Top of Available data
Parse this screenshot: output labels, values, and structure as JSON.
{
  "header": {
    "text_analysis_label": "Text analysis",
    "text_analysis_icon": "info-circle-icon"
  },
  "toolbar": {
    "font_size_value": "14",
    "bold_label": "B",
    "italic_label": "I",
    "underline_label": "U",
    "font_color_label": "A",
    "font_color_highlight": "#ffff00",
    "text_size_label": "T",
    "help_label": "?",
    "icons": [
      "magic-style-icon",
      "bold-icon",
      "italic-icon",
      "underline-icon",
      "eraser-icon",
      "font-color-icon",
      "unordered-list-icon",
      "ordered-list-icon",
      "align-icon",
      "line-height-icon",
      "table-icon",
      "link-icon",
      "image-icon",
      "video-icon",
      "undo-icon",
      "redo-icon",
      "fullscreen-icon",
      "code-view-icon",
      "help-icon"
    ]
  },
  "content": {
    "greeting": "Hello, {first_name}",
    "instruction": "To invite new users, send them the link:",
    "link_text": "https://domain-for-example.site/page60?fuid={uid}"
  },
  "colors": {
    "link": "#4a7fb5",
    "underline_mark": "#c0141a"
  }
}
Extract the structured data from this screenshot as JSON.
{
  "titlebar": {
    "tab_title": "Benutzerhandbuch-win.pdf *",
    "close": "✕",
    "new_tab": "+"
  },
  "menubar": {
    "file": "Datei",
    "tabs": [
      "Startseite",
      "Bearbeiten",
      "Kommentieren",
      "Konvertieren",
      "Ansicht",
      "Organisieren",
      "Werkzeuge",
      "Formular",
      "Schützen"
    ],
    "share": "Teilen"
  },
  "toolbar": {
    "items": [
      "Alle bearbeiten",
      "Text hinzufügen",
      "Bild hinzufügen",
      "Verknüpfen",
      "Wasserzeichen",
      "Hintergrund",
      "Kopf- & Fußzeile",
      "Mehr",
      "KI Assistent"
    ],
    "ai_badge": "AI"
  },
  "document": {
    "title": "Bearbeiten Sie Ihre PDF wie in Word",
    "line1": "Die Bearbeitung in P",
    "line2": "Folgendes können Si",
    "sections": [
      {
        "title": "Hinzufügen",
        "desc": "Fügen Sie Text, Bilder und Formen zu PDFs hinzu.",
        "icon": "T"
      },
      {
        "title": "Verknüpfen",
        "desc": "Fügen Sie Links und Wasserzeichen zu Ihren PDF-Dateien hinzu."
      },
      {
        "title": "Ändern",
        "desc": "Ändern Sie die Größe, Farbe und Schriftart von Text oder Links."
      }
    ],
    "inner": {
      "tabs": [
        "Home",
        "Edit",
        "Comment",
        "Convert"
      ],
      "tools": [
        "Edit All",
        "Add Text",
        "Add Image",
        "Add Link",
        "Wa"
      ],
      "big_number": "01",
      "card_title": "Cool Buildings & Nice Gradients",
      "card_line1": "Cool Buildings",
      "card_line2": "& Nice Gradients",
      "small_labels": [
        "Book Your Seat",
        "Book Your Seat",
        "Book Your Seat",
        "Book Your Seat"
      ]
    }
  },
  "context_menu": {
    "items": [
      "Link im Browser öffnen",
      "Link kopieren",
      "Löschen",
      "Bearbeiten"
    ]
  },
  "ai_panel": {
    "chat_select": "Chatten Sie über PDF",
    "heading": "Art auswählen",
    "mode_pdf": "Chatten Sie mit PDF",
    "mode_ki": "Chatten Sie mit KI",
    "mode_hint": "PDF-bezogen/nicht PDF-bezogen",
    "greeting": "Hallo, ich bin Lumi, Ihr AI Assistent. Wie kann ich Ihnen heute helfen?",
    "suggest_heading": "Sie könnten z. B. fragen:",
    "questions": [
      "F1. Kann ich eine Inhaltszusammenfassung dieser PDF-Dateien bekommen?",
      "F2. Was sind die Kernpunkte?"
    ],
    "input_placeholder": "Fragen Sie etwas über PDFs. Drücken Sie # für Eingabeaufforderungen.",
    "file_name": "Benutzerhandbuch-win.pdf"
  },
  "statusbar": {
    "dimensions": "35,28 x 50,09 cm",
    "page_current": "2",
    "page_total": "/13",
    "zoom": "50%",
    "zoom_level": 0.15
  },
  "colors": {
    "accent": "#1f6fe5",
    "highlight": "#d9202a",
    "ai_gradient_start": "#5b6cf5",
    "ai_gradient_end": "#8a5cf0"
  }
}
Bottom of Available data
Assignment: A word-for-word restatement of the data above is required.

Answer for this exercise:
Parse this screenshot: output labels, values, and structure as JSON.
{
  "header": {
    "text_analysis_label": "Text analysis",
    "text_analysis_icon": "info-circle-icon"
  },
  "toolbar": {
    "font_size_value": "14",
    "bold_label": "B",
    "italic_label": "I",
    "underline_label": "U",
    "font_color_label": "A",
    "font_color_highlight": "#ffff00",
    "text_size_label": "T",
    "help_label": "?",
    "icons": [
      "magic-style-icon",
      "bold-icon",
      "italic-icon",
      "underline-icon",
      "eraser-icon",
      "font-color-icon",
      "unordered-list-icon",
      "ordered-list-icon",
      "align-icon",
      "line-height-icon",
      "table-icon",
      "link-icon",
      "image-icon",
      "video-icon",
      "undo-icon",
      "redo-icon",
      "fullscreen-icon",
      "code-view-icon",
      "help-icon"
    ]
  },
  "content": {
    "greeting": "Hello, {first_name}",
    "instruction": "To invite new users, send them the link:",
    "link_text": "https://domain-for-example.site/page60?fuid={uid}"
  },
  "colors": {
    "link": "#4a7fb5",
    "underline_mark": "#c0141a"
  }
}
Extract the structured data from this screenshot as JSON.
{
  "titlebar": {
    "tab_title": "Benutzerhandbuch-win.pdf *",
    "close": "✕",
    "new_tab": "+"
  },
  "menubar": {
    "file": "Datei",
    "tabs": [
      "Startseite",
      "Bearbeiten",
      "Kommentieren",
      "Konvertieren",
      "Ansicht",
      "Organisieren",
      "Werkzeuge",
      "Formular",
      "Schützen"
    ],
    "share": "Teilen"
  },
  "toolbar": {
    "items": [
      "Alle bearbeiten",
      "Text hinzufügen",
      "Bild hinzufügen",
      "Verknüpfen",
      "Wasserzeichen",
      "Hintergrund",
      "Kopf- & Fußzeile",
      "Mehr",
      "KI Assistent"
    ],
    "ai_badge": "AI"
  },
  "document": {
    "title": "Bearbeiten Sie Ihre PDF wie in Word",
    "line1": "Die Bearbeitung in P",
    "line2": "Folgendes können Si",
    "sections": [
      {
        "title": "Hinzufügen",
        "desc": "Fügen Sie Text, Bilder und Formen zu PDFs hinzu.",
        "icon": "T"
      },
      {
        "title": "Verknüpfen",
        "desc": "Fügen Sie Links und Wasserzeichen zu Ihren PDF-Dateien hinzu."
      },
      {
        "title": "Ändern",
        "desc": "Ändern Sie die Größe, Farbe und Schriftart von Text oder Links."
      }
    ],
    "inner": {
      "tabs": [
        "Home",
        "Edit",
        "Comment",
        "Convert"
      ],
      "tools": [
        "Edit All",
        "Add Text",
        "Add Image",
        "Add Link",
        "Wa"
      ],
      "big_number": "01",
      "card_title": "Cool Buildings & Nice Gradients",
      "card_line1": "Cool Buildings",
      "card_line2": "& Nice Gradients",
      "small_labels": [
        "Book Your Seat",
        "Book Your Seat",
        "Book Your Seat",
        "Book Your Seat"
      ]
    }
  },
  "context_menu": {
    "items": [
      "Link im Browser öffnen",
      "Link kopieren",
      "Löschen",
      "Bearbeiten"
    ]
  },
  "ai_panel": {
    "chat_select": "Chatten Sie über PDF",
    "heading": "Art auswählen",
    "mode_pdf": "Chatten Sie mit PDF",
    "mode_ki": "Chatten Sie mit KI",
    "mode_hint": "PDF-bezogen/nicht PDF-bezogen",
    "greeting": "Hallo, ich bin Lumi, Ihr AI Assistent. Wie kann ich Ihnen heute helfen?",
    "suggest_heading": "Sie könnten z. B. fragen:",
    "questions": [
      "F1. Kann ich eine Inhaltszusammenfassung dieser PDF-Dateien bekommen?",
      "F2. Was sind die Kernpunkte?"
    ],
    "input_placeholder": "Fragen Sie etwas über PDFs. Drücken Sie # für Eingabeaufforderungen.",
    "file_name": "Benutzerhandbuch-win.pdf"
  },
  "statusbar": {
    "dimensions": "35,28 x 50,09 cm",
    "page_current": "2",
    "page_total": "/13",
    "zoom": "50%",
    "zoom_level": 0.15
  },
  "colors": {
    "accent": "#1f6fe5",
    "highlight": "#d9202a",
    "ai_gradient_start": "#5b6cf5",
    "ai_gradient_end": "#8a5cf0"
  }
}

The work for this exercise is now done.